New catalog, gon’ hurt you/Going in this dark like it’s curfew
Often, rap is not kind to those artists looking to reincarnate and turn their career around. For every 2 Chainz that has resurfaced and breathed second wind into their career, there’s a Consequence that continues to plummet with every Love and Hip-Hop: New York appearance. Somewhere along the former stands Pusha T: one-half of the menacing Virginia duo, Clipse and current G.O.O.D. Music signee. Finding resurgence in his solo outings since aligning with Kanye West, Pusha underwent a stylistic transformation while keeping his coke-bound lyricism intact. With momentum strongly on his side, he released his debut solo mixtape Fear Of God in 2011 to lukewarm reviews. Since repackaging the mixtape into an EP, Pusha works on following that up with Wrath Of Caine, an appetizer to prepare his fans for his debut album My Name Is My Name, which is slated to drop later this year.

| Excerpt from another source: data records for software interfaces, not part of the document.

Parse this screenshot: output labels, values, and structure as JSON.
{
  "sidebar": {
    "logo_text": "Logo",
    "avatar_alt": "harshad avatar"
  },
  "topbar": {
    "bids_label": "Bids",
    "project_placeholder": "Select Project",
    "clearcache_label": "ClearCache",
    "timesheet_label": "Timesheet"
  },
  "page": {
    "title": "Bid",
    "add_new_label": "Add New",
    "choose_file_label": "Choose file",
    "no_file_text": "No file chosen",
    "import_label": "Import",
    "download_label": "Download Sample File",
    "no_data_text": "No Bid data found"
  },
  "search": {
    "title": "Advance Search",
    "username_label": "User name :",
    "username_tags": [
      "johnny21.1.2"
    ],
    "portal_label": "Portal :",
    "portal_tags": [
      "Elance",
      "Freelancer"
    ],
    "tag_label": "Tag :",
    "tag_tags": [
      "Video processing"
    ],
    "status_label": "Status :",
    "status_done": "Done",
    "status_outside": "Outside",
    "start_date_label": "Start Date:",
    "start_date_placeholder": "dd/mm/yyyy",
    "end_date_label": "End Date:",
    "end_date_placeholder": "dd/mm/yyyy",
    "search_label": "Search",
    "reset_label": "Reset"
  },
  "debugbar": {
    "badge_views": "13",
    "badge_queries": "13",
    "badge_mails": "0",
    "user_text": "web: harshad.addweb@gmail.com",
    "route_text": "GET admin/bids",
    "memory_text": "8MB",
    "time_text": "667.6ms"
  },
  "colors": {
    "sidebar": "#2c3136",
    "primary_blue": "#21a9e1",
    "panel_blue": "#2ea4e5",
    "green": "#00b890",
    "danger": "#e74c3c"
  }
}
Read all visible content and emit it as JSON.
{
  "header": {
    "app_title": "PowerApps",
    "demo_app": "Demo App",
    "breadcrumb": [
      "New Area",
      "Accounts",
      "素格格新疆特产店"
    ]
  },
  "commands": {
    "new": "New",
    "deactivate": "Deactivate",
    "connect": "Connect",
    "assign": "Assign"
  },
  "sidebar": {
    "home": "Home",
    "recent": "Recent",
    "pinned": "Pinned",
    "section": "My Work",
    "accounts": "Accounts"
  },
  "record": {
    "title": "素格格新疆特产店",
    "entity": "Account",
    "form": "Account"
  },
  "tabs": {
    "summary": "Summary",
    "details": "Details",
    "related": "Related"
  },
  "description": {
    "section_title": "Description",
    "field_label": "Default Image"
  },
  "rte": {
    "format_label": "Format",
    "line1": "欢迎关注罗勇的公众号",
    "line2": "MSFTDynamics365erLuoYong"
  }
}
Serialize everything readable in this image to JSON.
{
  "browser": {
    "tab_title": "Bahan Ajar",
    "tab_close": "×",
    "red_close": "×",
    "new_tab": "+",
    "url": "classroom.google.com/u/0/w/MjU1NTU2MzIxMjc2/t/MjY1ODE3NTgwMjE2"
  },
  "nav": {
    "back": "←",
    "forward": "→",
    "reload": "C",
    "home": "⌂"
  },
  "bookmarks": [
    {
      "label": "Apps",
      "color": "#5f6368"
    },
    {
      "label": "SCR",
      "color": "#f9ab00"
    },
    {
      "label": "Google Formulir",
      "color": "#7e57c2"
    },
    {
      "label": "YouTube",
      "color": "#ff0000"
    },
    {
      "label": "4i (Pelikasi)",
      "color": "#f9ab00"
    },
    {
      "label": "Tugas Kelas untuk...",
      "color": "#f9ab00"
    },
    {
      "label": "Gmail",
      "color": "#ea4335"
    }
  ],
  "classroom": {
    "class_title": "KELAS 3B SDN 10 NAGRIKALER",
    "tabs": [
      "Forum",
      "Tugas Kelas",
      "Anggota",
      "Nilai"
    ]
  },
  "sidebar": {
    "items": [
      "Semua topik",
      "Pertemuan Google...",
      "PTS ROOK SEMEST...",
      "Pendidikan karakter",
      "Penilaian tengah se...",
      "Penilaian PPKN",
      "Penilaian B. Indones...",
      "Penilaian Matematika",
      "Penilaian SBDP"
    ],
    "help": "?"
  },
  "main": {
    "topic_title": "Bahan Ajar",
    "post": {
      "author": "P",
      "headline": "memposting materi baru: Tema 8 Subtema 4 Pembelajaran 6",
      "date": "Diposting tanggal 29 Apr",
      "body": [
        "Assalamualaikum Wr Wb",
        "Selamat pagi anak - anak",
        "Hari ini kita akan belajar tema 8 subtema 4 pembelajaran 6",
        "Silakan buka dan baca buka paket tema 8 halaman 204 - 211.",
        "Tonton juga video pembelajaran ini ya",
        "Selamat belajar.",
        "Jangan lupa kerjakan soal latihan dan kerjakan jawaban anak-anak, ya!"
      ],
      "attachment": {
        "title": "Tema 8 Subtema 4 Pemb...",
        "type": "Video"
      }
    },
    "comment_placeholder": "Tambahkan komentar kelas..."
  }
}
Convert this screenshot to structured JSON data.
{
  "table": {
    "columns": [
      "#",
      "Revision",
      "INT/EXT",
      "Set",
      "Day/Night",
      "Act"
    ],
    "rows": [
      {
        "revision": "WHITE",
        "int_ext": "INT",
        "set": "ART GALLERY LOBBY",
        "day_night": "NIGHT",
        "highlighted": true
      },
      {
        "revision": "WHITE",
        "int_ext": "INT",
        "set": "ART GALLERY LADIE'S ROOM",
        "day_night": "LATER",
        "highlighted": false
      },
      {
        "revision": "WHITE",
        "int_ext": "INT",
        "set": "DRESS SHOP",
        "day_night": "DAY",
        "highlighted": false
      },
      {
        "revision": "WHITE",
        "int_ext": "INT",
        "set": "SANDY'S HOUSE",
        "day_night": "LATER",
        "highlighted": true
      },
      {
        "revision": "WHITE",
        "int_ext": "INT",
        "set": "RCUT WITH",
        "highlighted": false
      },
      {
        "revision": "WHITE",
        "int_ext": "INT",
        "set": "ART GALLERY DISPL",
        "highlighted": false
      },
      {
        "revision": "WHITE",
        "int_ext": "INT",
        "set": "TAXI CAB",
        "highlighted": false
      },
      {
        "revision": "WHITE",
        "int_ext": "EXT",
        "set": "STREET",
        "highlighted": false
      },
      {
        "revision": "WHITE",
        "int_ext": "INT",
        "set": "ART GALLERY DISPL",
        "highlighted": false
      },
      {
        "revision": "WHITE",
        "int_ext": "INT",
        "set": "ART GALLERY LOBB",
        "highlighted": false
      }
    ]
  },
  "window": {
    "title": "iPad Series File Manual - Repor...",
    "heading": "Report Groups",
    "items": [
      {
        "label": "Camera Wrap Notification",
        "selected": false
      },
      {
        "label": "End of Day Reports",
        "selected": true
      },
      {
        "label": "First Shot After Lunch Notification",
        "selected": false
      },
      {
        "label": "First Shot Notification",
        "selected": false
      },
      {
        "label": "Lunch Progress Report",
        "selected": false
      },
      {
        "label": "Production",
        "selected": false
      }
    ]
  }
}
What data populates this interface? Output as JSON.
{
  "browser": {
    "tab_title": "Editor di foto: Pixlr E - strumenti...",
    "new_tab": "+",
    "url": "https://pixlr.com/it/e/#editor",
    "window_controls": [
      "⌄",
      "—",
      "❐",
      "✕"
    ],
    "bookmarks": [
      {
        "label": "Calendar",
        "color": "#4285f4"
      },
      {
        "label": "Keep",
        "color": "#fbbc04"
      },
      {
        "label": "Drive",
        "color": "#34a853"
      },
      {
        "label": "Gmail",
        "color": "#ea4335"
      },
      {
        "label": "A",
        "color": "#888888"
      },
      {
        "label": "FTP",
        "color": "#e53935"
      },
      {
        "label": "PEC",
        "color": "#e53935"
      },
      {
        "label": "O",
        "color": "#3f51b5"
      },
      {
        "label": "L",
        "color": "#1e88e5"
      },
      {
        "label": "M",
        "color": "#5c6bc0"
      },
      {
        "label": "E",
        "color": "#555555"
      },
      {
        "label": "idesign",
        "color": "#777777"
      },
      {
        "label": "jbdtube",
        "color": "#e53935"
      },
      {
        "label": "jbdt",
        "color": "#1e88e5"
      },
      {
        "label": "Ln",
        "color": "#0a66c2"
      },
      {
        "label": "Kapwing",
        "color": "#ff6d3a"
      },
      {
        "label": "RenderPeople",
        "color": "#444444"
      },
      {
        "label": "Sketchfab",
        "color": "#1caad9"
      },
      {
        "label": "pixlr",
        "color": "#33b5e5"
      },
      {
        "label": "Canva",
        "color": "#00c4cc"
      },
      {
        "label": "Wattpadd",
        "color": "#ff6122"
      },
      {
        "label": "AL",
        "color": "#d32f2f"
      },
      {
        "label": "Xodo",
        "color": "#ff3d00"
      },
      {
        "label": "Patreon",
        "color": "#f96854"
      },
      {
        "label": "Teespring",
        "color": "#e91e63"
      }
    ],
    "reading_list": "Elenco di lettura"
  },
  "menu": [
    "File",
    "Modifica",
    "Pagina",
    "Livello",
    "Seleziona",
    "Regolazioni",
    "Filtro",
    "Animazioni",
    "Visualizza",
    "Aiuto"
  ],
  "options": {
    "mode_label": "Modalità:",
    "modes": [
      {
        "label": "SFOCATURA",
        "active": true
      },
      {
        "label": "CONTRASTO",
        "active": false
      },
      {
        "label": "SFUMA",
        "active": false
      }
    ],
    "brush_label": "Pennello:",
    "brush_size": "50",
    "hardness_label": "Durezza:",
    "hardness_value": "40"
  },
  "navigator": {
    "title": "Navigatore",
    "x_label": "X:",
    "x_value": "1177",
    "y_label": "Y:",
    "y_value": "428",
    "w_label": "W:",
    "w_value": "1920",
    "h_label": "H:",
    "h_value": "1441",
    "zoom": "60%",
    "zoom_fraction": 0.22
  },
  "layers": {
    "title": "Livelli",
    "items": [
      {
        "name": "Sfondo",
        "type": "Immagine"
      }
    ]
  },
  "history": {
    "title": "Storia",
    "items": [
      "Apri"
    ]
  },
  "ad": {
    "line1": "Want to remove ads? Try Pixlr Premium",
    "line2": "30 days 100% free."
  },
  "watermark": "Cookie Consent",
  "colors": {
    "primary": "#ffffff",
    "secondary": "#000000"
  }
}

Pusha’s mixtape title is not to be confused with the envious brother who killed Abel in cold-blood, or the demon-spawn of hellfire and brimstone who fights with and against the Undertaker (or even the failed Peter Parker clone). He comes into form with the doing what he does best; which is speaking of that white, powdery goodness while dealing with his newfound fame and accolades. Throughout most of this tape there is a woman speaking in patois, a mix of well-known producers covering the Hip-Hop scene, and a fine number of features that complement their tracks.
“Millions”, which is one of the few standout tracks on the tape, features a stationary Rick Ross verse and a furious Southside beat that was co-produced by Kanye West (or just had his name sprinkled on there because he’s Kanye). Young Chop does one better on the Shottas-inspired “Blocka”, which booms with haunting synths and claps and a hook from dancehall artist Popcaan. Pusha roams through like he is a drug kingpin, embracing his success and the eventual strife that comes with it. It can very well be the soundtrack of Tommy Vercetti’s post-Vice City life.
Interestingly enough, two of the most impressive tracks doesn’t have much of a performance by the main attraction himself. “Trust You” gives many an indirect introduction to Kevin Gates, the newest YMCMB pick-up. With the hook sounding like it came from the rhyme book of Future, it was the closing verse from Gates that outshines the two meddling ride-or-die outputs from Pusha. “Liva – Re-Up Gang Motivation”, doesn’t even feature Pusha T at all. Over an empowering choir beat crafted by !llmind, Re-Up’s Ab-Liva delivered an impassionate two minutes of bars that may possibly be the best verse on the tape.
Pusha does touches on his trial and tribulation story of bouncing through label anguish and revival on “Revolution”. A brief reunion of sorts with Pharrell, a carnival-esque piano loop circles around as T goes in introspectively, even speaking on Malice’s newfound faith. Feeling that his career has come full circle, Pusha is still looking to bring something new under the G.O.O.D. umbrella. Right now, he’s slowly branching himself away from the shadow of Jadakiss and Fabolous; two rappers that have a few strong singles and excellent feature spots only to fail when it comes to a body of work.
His hunger is still there and with the connections he has on his side, he’ll look to storm through with a stronger full-length.